I couldn't feed Fiona in the enclosure though. Why? Because the sheep and goats always act as if they don't spend their entire day grazing on lush grass and clover and the crackers farm visitors share with them. Whenever there's the slightest whiff of food activity they attack the bowls with a fury and militancy I've only seen exhibited in my children when given access to a bowl of ice cream. 

Had I brought the food to Fiona, there's no chance she would've gotten to eat any of it. 

So I had to get her out. 

I was stunned when she rose calmly and followed with only a gentle prodding of her collar.  I was even more stunned when the others stayed back, allowing Fiona to exit without a lot of hullabaloo.

I was just about to close the gate behind us when the hullabaloo struck.

Annabelle, the willful karakul sheep rushed the gate, squeezing past me despite my best attempts to block it. I pushed it closed against a growing tide of wily livestock. 

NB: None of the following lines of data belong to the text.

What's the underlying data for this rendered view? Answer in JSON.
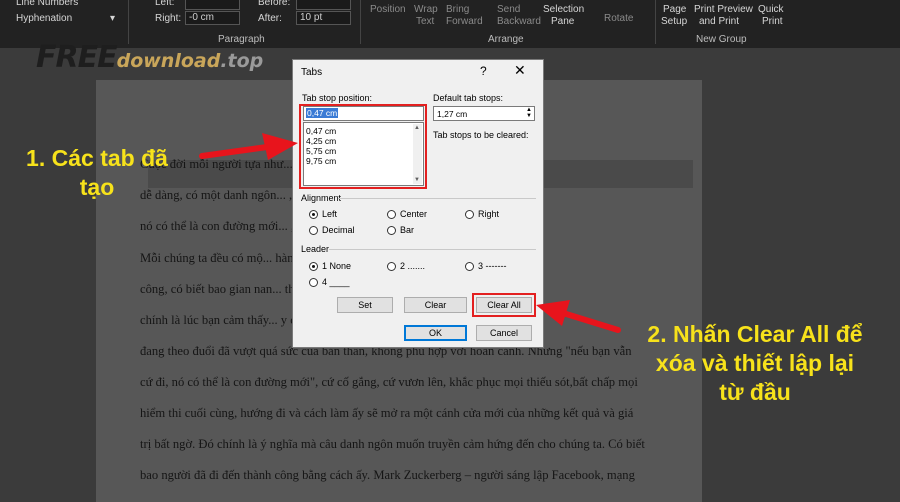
{
  "ribbon": {
    "line_numbers": "Line Numbers",
    "hyphenation": "Hyphenation",
    "left_label": "Left:",
    "right_label": "Right:",
    "right_value": "-0 cm",
    "before_label": "Before:",
    "after_label": "After:",
    "after_value": "10 pt",
    "paragraph_group": "Paragraph",
    "position": "Position",
    "wrap_text": [
      "Wrap",
      "Text"
    ],
    "bring_forward": [
      "Bring",
      "Forward"
    ],
    "send_backward": [
      "Send",
      "Backward"
    ],
    "selection_pane": [
      "Selection",
      "Pane"
    ],
    "rotate": "Rotate",
    "arrange_group": "Arrange",
    "page_setup": [
      "Page",
      "Setup"
    ],
    "print_preview": [
      "Print Preview",
      "and Print"
    ],
    "quick_print": [
      "Quick",
      "Print"
    ],
    "new_group": "New Group"
  },
  "watermark": {
    "free": "FREE",
    "download": "download",
    "top": ".top"
  },
  "document": {
    "lines": [
      "Cuộc đời mỗi người tựa như...                                                thành trình ấy cũng suôn sẻ,",
      "dễ dàng, có một danh ngôn...                                                  , nhưng nếu bạn vẫn cứ đi,",
      "nó có thể là con đường mới...                                                 , kiên trì trong cuộc sống.",
      "Mỗi chúng ta đều có mộ...                                                     hành trình chinh phục thành",
      "công, có biết bao gian nan...                                                 thất bại và tuyệt vọng, đó",
      "chính là lúc bạn cảm thấy...                                                  y cách làm mà bạn",
      "đang theo đuổi đã vượt quá sức của bản thân, không phù hợp với hoàn cảnh. Nhưng \"nếu bạn vẫn",
      "cứ đi, nó có thể là con đường mới\", cứ cố gắng, cứ vươn lên, khắc phục mọi thiếu sót,bất chấp mọi",
      "hiểm thi cuối cùng, hướng đi và cách làm ấy sẽ mở ra một cánh cửa mới của những kết quả và giá",
      "trị bất ngờ. Đó chính là ý nghĩa mà câu danh ngôn muốn truyền cảm hứng đến cho chúng ta. Có biết",
      "bao người đã đi đến thành công bằng cách ấy. Mark Zuckerberg – người sáng lập Facebook, mạng"
    ]
  },
  "dialog": {
    "title": "Tabs",
    "help": "?",
    "close": "✕",
    "tab_stop_label": "Tab stop position:",
    "tab_stop_value": "0,47 cm",
    "tab_stops": [
      "0,47 cm",
      "4,25 cm",
      "5,75 cm",
      "9,75 cm"
    ],
    "default_label": "Default tab stops:",
    "default_value": "1,27 cm",
    "cleared_label": "Tab stops to be cleared:",
    "alignment_label": "Alignment",
    "alignment": [
      "Left",
      "Center",
      "Right",
      "Decimal",
      "Bar"
    ],
    "leader_label": "Leader",
    "leader": [
      "1 None",
      "2 .......",
      "3 -------",
      "4 ____"
    ],
    "set": "Set",
    "clear": "Clear",
    "clear_all": "Clear All",
    "ok": "OK",
    "cancel": "Cancel"
  },
  "annotations": {
    "callout1": [
      "1. Các tab đã",
      "tạo"
    ],
    "callout2": [
      "2. Nhấn Clear All để",
      "xóa và thiết lập lại",
      "từ đầu"
    ],
    "arrow_color": "#e8141c",
    "text_color": "#f7e21b"
  }
}
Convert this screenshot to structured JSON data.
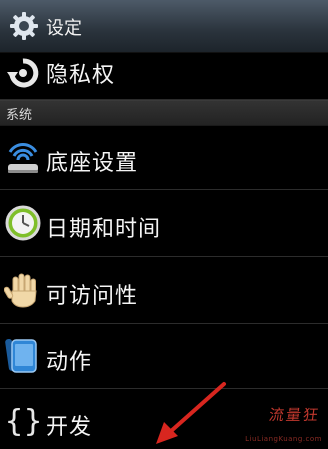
{
  "header": {
    "title": "设定",
    "icon": "gear-icon"
  },
  "items_top": [
    {
      "label": "隐私权",
      "icon": "privacy-refresh-icon"
    }
  ],
  "section": {
    "label": "系统"
  },
  "items": [
    {
      "label": "底座设置",
      "icon": "dock-icon"
    },
    {
      "label": "日期和时间",
      "icon": "clock-icon"
    },
    {
      "label": "可访问性",
      "icon": "hand-icon"
    },
    {
      "label": "动作",
      "icon": "phone-motion-icon"
    },
    {
      "label": "开发",
      "icon": "braces-icon"
    }
  ],
  "watermark": {
    "text": "流量狂",
    "url": "LiuLiangKuang.com"
  },
  "colors": {
    "title_bar": "#2e3842",
    "section_bar": "#2b2b2b",
    "arrow": "#d8261f",
    "background": "#000000"
  }
}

The sheep raced to the feed room and was attempting to root out any delicious morsels she could find.

Meanwhile, meek, mild-mannered Fiona was in a horse stall (you know, because I'd had the brilliant forethought to leave them open), helping herself to a bucket of horse feed.

I grabbed a bowl of grain and lured Annabelle back to her enclosure. Lola and Izzy were climbing the gate. I opened the latch, pushing them back. Shaking the bowl of grain in one hand I tried to get Annabelle back into the enclosure while holding the rest at bay with my other arm. I was like Chris Pratt with the raptors in Jurassic World. Minus the Jedi mind tricks. And the ability to maintain control.

The gate had to be wide enough for Annabelle to feel comfortable to get through, but not wide enough to allow the others to escape.

Annabelle came in lunging at the bowl of food. Izzy and Rosie the sheep got out.

I guess the gate was too wide.

Now Izzy was snacking on horse feed. Rosie wandered nervously up the barn aisle. Unsure of what to do with her newfound freedom.

I got Rosie back into the enclosure easily enough. Let's be honest, she wasn't sure she wanted to be out to begin with.

As usual, Izzy was a bit more of a challenge. I grabbed a half-eaten bucket of horse food (no thank you Fiona) and enticed Izzy into the horse paddock (she squeeze under the fence to get in there anyway). I closed the gate using the metal bar, but not the latch. This is important to note.

I got Fiona out of Tessa's stall and gave her breakfast in the barn aisle. 

The rest of the horses started coming in. I'd just put Sonny in his stall when I heard the metal bar thud.

It was the thud of idiocy on my part. 

Because there's a reason for the additional latch on that gate. That reason is goats.

Specifically goats, who let themselves out of the paddock by nosing back the metal bar, which allows the gate to swing open, given said goat access to whatever feed and hay they want (which is all of the feed and hay).

Izzy was out again. This time eating Fiona's breakfast. 

Another bowl of feed. More food shaking and pleading with the goats to go home. Another onslaught of sheep and goats, punctuated by being horned in my posterior by Annabelle. 

I escaped. Closed the gate. Latched it. Stopped to take a deep breath. Wipe the sweat from my brow.

The horses were stomping and whinnying at me. Asking what was taking me so long. 

Back when I was admiring the simple ingenuity of the notch on the water pump, I wanted the lesson of the day to be about the benefits of being purpose driven. Of identifying a thing to be fixed or improved and improving or fixing that thing. Of being thoughtful and deliberate. 

There's a quote Brad likes to share with me periodically when I'm bemoaning his constant list-making.

"If you fail to plan, then you plan to fail."

I tried it his way at the barn on Saturday. And I'm pretty sure I still failed.

Which leads us to that other quote, "The best-laid plans of mice and men oft go astray."

To this canon, I'd like to add my own reflection:

"When goats are afoot, plan for the apocalypse (or, at least a minor headache)."

For the record, I still love goats.

Which is maybe the real lesson in all of those: Sometimes the things you love, are also the things that drive you crazy.